“Some investors were not told about the toxic waste issues associated with (the projects, and) most investors were unaware that the projects contained in Enlibra were existing Gold Country Lenders projects,” the declaration states.
Investors were also not aware they were buying “stock” in a limited liability company that claimed it would pay its shareholders off as the projects were completed, the declaration states. Investors were under the mistaken belief they would receive monthly interest checks similar to the structure at Gold Country Lenders.
“Rather than discourage that belief, Blinder, Lester and Laferte aggressively pushed Enlibra on the investors, many of whom were elderly,” the declaration states.
Segal said the attorney general’s version of events is wrong.
Instead of willfully misleading investors, Blinder joined Enlibra toward the end of its existence and attempted to put a very complex set of real estate holdings in order — and continues to help those investors who lost money salvage some dollars from the wreckage, Segal said.
“It is clear that Jon had no direct relationship with the people who invested money in Gold Country Lenders over the years,” Segal said.
“On the contrary, he was asked to assist on those projects far down the road by trying to solve critical development problems. He did that work and he did it well and he is still assisting with many of the landholders even up to today.”
Another critical piece of evidence is the fact that Blinder invested a substantial portion of his own money into the projects, Segal said.
“He invested his own personal money in Enlibra projects because he thought they would move toward a successful conclusion, even in a difficult real estate market,” he said.

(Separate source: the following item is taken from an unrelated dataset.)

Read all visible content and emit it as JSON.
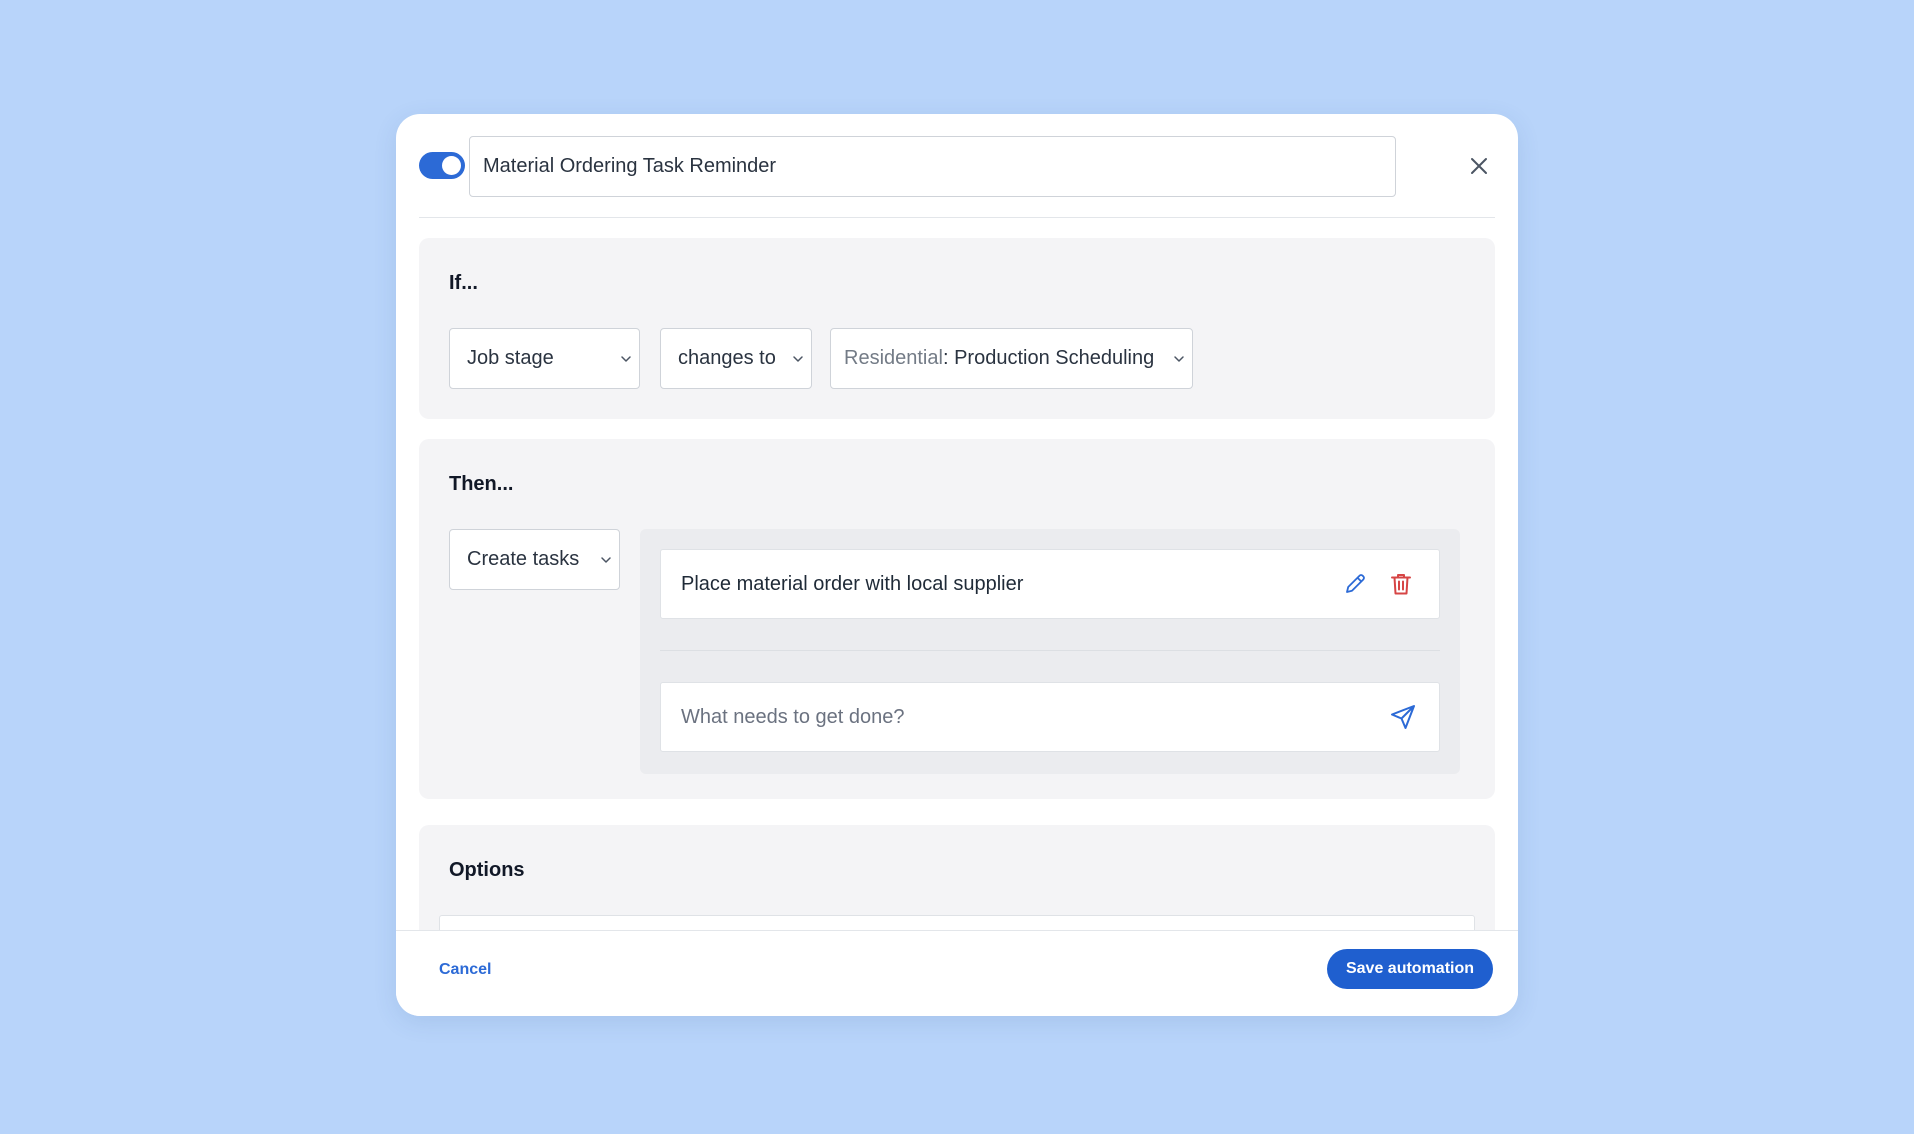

Blinder is currently scheduled to appear in Nevada County Superior Court in March for his preliminary hearing.
To contact Staff Writer Matthew Renda, email email@example.com or call (530) 477-4239.